Archaeological evidence shows this city to have been inhabited since the Stone Age and to this day the rowdy crowds of Bombay display strong resemblance to their primate antecedents. One cannot blame them really. Bombay is the most populous city in India and the 6th most populous urban area in the world. If any other city tried squeezing 20.5 million people into two narrow strips of land totalling about 600sqkm, those people would be pretty mad from trying not to fall into the sea too.
Even at the Gaza Strip, despite the Molotov Cocktails and Tear Gas Shells and Civil War, the 1.6 million refugees are confined to a relatively spacious 360sqkm of land as compared to Bombay. Yet we make do the best with what we have and like the Palestinians try to find oases of peace and tranquillity in the noisy scramble for survival around us.
My first Oasis was the dead-end lane that classes were located in. An unusually leafy cobbled lane ending in an old bungalow surrounded by gulmohar and guava trees. There was also a Muslim slum, the kids of which became quite friendly. What you see below is the ‘campus’ - a ledge. It was legendary , primarily for the endless lunches, pyro maniacal incidents, vociferous debates and camera sessions we had all on that one ledge that accommodated 3.

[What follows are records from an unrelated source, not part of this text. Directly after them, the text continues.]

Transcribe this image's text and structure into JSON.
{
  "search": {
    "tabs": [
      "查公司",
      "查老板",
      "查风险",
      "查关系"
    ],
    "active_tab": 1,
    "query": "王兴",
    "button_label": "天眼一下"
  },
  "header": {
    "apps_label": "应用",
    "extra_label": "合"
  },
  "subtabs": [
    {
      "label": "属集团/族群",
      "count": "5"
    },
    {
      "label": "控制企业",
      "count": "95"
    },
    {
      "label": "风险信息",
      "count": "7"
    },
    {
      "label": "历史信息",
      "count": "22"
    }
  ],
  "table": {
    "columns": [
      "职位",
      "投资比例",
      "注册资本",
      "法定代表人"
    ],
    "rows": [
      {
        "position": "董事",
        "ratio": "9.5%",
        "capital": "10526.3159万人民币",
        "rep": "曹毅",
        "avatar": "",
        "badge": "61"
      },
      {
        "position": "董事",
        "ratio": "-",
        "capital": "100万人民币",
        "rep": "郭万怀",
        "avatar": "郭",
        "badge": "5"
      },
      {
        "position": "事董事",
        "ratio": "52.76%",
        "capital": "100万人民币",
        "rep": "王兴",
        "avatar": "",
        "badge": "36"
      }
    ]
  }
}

In different seasons the lane took on different aspects, like the presence of a LARGE goat during the month of Ramzan which disappeared on ID. The Indian flag over the slums during I- Day or swinging into the building on the gate when the lane flooded in the monsoons.
The Walk from work was the second of the Oases. Nobody likes Bombay commute and I mean NOBODY. There was nothing I disliked more than being in a stationary rickshaw in the heavy humid evenings knowing Id be home faster walking. So I walked. The 45min walk from college to home was split into sections to add variety. In the first section were familiar people, our usual tapri, a miniscule 7ft passage called Bharat Cafe run by an old uncle, his wife and son, all migrated from Rajasthan. Further along the street was the Sandwich stall run on rotation by brothers from Bihar and a Sodalemonwater walla who once described to us how difficult it was to get ice and store it everyday.
At the end of the road I took a right and the dinginess gave way to a huge vista of the western express skyline with piles of purple and orange clouds framing the flyover and huge crossroad. Id pass the police chowky a questionable bar and a fisherwoman displaying fish by gaslight everyday. This was the second section stretching from the Cigarette factory till the Andheri flyover/station.
I loved walking that flyover which was the third section. It was slightly cooler with the slight increase in altitude above sea level and it was fun looking below at the thundering trains, level crossings and slum patches where people played volleyball in the evenings.
Also once the Andheri skywalk was built it added another dimension to the walk on the bridge.
The last section was from the end of the flyover to home. There was a late night vegetable vendor and a dairy. These were saviours at 9pm when I had yet again forgotten the fresh veggies and milk for my roommate Monica Geller.